Fredrickson’s theory ‘Broaden-and Build’ seems to suggest that positive emotions lead to expansive behavior and then from there emotional resilience. These causing meaningful relationships and so much more. She says that negative emotions are necessary on some level but that we should be focusing more on the positive. Positive emotions in her opinion are always fleeting and should be increased as much as possible.

Now the abstract for a study published on Fredrickson’s broaden and build theory can be found below, this will give you a better idea of it:

The broaden-and-build theory describes the form and function of a subset of positive emotions, including joy, interest, contentment, and love. A key proposition is that these positive emotions broaden an individual’s momentary thought-action repertoire: joy sparks the urge to play, interest sparks the urge to explore, contentment sparks the urge to savor and integrate, and love sparks a recurring cycle of each of these urges within safe, close relationships. The broadened mindsets arising from these positive emotions are contrasted to the narrowed mindsets sparked by many negative emotions (i.e. specific action tendencies, such as attack or flee). A second key proposition concerns the consequences of these broadened mindsets: by broadening an individual’s momentary thought-action repertoire–whether through play, exploration or similar activities–positive emotions promote discovery of novel and creative actions, ideas and social bonds, which in turn build that individual’s personal resources; ranging from physical and intellectual resources to social and psychological resources. Importantly, these resources function as reserves that can be drawn on later to improve the odds of successful coping and survival. This chapter reviews the latest empirical evidence supporting the broaden-and-build theory and draws out implications the theory holds for optimizing health and well-being.

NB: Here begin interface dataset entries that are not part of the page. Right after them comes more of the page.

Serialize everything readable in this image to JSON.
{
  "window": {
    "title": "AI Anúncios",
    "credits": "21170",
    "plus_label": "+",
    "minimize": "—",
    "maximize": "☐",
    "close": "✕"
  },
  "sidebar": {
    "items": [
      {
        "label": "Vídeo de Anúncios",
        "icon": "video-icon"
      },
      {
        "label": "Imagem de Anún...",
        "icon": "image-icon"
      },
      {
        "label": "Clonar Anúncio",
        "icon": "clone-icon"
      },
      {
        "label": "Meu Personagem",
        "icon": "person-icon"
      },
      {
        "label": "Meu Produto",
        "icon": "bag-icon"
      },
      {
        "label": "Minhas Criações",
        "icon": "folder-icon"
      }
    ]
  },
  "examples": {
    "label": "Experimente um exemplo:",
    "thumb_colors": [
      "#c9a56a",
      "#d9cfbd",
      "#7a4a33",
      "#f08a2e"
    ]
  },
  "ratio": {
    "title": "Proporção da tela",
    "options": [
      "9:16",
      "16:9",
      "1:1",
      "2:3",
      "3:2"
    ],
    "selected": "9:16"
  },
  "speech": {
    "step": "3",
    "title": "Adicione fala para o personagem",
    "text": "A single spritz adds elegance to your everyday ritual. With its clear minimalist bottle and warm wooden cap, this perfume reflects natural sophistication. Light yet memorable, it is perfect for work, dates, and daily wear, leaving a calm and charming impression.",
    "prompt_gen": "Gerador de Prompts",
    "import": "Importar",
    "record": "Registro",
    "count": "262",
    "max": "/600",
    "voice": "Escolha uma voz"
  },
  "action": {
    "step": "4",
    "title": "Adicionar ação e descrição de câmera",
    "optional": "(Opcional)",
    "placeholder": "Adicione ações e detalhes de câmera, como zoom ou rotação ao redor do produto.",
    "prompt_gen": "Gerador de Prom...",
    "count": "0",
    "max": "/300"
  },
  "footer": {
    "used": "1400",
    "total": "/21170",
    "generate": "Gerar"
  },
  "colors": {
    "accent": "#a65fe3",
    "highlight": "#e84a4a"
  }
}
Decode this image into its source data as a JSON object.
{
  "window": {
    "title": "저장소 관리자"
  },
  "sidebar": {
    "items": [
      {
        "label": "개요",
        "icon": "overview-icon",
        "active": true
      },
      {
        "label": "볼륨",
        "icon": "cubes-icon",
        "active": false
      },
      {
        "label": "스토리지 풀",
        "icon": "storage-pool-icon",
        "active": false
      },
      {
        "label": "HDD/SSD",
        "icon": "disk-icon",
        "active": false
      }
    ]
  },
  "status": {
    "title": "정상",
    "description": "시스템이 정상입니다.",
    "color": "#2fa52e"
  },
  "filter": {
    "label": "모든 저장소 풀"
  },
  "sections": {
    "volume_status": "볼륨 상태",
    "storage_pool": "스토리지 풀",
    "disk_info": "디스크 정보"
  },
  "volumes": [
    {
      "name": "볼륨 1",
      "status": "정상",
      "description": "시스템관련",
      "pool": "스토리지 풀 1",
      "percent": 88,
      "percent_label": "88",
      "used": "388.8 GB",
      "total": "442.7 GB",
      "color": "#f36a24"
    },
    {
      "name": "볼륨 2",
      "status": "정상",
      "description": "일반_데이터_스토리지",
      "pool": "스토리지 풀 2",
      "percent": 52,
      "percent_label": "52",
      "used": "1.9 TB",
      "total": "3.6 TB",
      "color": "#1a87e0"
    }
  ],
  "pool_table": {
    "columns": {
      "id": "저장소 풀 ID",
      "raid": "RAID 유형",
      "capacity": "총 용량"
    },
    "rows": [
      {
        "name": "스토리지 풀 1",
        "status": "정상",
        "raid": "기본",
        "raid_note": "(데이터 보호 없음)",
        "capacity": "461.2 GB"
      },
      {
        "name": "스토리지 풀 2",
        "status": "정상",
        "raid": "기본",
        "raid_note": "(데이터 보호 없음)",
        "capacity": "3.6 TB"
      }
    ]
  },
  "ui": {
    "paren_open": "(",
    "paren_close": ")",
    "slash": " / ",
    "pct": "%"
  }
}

Interesting concept, isn’t it? Now, to learn more about positive emotions and how they relate back to our health and can open our minds please check out Fredrickson’s videos below. These are some pretty fascinating things to watch and I cannot get enough. Do you believe her theory?